Businesses Learning to Guard Rights

Rospatent, the state patent authority, is examining a record number of patent disputes, as businesses become increasingly aggressive in defending their rights.

Yet, bona fide right holders can help the government do a better job in fighting patent violations, Rospatent chief Boris Simonov said Wednesday at a round-table conference organized by the Russo-British Chamber of Commerce.

Rospatent is the arbitrator in hundreds of trademark disputes, among them U.S. coffee giant Starbuck's attempt to reclaim its name from a Russian company.

Last year, Rospatent looked into 2,000 patent disputes, compared with 600 in 2003, Simonov said. In the first six months of 2005, the agency has already considered 1,400 cases.

"It's really important that bodies of the executive branch join forces with bona fide right holders to come up with coordinated activities to better regulate the market," he said.

While acknowledging bumps along the way, Simonov recalled how far Russia had come since the Soviet era, when the country's lone patent holder was the state.

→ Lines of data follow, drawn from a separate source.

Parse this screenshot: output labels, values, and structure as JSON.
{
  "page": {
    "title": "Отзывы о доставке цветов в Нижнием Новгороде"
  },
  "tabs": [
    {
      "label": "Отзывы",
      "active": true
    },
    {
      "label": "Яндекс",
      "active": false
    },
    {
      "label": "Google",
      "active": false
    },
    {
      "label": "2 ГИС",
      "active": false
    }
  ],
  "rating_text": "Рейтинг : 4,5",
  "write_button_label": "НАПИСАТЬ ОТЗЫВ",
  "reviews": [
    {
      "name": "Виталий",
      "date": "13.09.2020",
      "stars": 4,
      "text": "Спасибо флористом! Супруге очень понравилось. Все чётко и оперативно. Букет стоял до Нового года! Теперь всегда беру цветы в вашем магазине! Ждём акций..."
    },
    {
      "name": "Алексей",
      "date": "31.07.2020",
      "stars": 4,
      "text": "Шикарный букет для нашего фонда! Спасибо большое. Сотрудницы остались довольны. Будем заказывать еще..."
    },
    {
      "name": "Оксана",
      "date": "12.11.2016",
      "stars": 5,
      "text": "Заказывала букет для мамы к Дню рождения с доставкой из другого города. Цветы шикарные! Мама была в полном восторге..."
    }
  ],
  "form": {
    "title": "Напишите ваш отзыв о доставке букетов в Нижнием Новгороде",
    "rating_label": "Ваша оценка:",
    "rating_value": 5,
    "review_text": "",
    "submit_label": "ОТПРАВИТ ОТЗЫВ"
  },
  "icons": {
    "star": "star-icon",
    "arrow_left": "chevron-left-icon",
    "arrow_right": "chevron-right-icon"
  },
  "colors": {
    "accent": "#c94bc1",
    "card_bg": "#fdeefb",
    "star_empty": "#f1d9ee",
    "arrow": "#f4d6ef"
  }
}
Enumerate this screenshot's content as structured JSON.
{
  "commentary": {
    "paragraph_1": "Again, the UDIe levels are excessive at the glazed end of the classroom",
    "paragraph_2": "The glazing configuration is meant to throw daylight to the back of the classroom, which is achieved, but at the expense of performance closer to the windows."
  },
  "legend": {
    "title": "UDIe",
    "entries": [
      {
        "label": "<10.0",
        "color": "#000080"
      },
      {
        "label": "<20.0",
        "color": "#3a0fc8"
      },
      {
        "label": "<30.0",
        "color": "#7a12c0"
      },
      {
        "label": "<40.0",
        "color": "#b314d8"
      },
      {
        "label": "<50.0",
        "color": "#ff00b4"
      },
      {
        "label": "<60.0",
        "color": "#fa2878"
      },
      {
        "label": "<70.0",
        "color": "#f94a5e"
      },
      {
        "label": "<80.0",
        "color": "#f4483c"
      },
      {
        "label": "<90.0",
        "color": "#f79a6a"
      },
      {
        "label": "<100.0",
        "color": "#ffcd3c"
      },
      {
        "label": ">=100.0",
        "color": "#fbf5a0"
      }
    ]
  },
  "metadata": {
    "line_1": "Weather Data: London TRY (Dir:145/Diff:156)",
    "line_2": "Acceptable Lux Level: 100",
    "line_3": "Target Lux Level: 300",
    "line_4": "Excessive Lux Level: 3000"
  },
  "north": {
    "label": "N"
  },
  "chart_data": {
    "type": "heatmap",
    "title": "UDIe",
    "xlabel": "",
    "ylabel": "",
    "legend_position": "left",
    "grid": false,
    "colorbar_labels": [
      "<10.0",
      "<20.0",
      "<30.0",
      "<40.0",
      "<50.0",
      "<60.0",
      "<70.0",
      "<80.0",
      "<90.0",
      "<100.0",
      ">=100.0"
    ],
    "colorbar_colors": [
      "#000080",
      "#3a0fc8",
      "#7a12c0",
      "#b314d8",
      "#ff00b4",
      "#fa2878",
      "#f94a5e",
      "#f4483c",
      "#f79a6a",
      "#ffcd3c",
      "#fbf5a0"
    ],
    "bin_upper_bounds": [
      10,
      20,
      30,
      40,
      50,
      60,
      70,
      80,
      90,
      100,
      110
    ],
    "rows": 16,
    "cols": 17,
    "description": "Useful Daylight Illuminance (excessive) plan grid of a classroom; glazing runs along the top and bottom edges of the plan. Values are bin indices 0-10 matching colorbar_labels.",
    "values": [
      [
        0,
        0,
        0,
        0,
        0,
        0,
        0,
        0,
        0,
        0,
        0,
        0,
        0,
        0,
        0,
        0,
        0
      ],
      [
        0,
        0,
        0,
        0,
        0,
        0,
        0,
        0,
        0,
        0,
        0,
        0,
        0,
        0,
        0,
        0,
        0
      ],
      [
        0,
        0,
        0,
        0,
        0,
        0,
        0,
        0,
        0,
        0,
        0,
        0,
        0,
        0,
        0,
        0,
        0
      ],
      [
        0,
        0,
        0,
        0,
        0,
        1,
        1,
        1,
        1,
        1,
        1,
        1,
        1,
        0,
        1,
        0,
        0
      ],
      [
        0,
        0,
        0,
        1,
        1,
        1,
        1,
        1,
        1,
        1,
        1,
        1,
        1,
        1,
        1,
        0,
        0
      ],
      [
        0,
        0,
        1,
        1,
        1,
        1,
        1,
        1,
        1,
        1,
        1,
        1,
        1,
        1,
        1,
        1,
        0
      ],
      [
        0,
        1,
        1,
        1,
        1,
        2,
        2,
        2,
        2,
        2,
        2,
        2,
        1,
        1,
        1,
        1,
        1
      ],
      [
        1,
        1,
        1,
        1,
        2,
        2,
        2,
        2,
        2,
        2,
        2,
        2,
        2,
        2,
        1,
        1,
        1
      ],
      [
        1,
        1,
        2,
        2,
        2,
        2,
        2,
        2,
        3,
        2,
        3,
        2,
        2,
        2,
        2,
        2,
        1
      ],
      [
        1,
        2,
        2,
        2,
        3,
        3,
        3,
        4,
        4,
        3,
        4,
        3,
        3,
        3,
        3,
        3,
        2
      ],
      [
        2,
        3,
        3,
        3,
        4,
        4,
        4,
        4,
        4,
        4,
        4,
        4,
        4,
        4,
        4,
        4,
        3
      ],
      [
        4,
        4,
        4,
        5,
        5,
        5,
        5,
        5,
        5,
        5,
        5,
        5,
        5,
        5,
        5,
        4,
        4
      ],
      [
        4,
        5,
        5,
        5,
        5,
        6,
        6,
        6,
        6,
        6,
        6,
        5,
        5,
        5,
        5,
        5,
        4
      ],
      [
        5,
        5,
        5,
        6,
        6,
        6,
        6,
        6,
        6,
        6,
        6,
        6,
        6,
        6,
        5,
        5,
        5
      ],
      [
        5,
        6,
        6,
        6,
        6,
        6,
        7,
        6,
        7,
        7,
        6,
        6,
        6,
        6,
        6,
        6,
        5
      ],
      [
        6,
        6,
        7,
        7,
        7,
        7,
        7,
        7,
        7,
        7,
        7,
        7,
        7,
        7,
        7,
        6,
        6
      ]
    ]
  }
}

"We shouldn't rack up the mistakes that have been made," he said. "A system has taken shape, and we have to improve it."

One of the main reasons for the rise in the number of cases under Rospatent's consideration is that businesses are increasingly prepared to stand up for their rights, trademark experts said.

"People have become more interested in guarding their intellectual property rights," Nina Polyakova, a patent attorney with IP Pro law firm, said by telephone.

Nonetheless, so-called trademark squatting remains a serious issue. "The topic of use and non-use of trademark continues to be a huge problem," said Peter Necarsulmer, president of the Coalition for Intellectual Property Rights and founder of PBN public relations agency.

While there are loopholes in legislation and enforcement is lax, the problem is exacerbated by right owners caving in to blackmailing by trademark squatters, Necarsulmer said.

"If [right holders] didn't pay blackmailers, would blackmailers be in business?" he said.

According to Russian law, any business can apply to use a trademark if it has not been used for three years.

Of the 2,000 patent disputes considered last year by Rospatent, 680 cases dealt with trademark use -- a proportion that has jumped to 800 out of 1,400 in the first half of this year.

In a well-known case, Starbucks has been tripped up from entering Russia because a local company holds the Starbucks trademark. Rospatent's final word on the issue is still pending.